===== Task inputs =====
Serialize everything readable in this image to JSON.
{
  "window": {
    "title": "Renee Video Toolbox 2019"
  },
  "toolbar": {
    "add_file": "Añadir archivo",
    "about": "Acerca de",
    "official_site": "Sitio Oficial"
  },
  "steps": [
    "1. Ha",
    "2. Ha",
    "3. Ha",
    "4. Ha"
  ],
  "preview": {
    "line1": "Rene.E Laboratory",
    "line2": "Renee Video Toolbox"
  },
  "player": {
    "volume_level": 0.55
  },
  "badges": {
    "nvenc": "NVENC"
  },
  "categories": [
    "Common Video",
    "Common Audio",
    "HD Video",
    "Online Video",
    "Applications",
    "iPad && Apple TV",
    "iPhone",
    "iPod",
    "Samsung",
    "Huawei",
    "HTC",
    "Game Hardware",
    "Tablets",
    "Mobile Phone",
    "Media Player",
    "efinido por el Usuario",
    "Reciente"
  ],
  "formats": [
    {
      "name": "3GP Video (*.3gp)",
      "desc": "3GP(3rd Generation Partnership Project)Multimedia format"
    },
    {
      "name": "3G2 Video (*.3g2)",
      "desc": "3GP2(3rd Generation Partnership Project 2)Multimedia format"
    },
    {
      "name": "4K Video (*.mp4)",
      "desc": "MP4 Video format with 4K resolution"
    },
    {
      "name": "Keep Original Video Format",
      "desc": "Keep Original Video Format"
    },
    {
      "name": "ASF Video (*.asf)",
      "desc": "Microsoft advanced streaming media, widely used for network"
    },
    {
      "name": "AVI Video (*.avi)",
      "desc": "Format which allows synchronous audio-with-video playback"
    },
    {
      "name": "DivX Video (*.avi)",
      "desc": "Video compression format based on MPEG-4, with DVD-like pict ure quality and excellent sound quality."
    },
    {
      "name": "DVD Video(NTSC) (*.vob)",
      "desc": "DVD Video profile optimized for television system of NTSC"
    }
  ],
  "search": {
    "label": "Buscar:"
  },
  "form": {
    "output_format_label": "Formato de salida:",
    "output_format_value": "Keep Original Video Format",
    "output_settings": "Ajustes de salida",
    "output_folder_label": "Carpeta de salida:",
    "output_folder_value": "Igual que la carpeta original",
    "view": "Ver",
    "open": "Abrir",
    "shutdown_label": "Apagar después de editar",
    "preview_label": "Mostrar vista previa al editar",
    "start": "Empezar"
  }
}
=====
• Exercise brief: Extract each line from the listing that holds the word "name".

• Reply to the exercise:
      "name": "3GP Video (*.3gp)",
      "name": "3G2 Video (*.3g2)",
      "name": "4K Video (*.mp4)",
      "name": "Keep Original Video Format",
      "name": "ASF Video (*.asf)",
      "name": "AVI Video (*.avi)",
      "name": "DivX Video (*.avi)",
      "name": "DVD Video(NTSC) (*.vob)",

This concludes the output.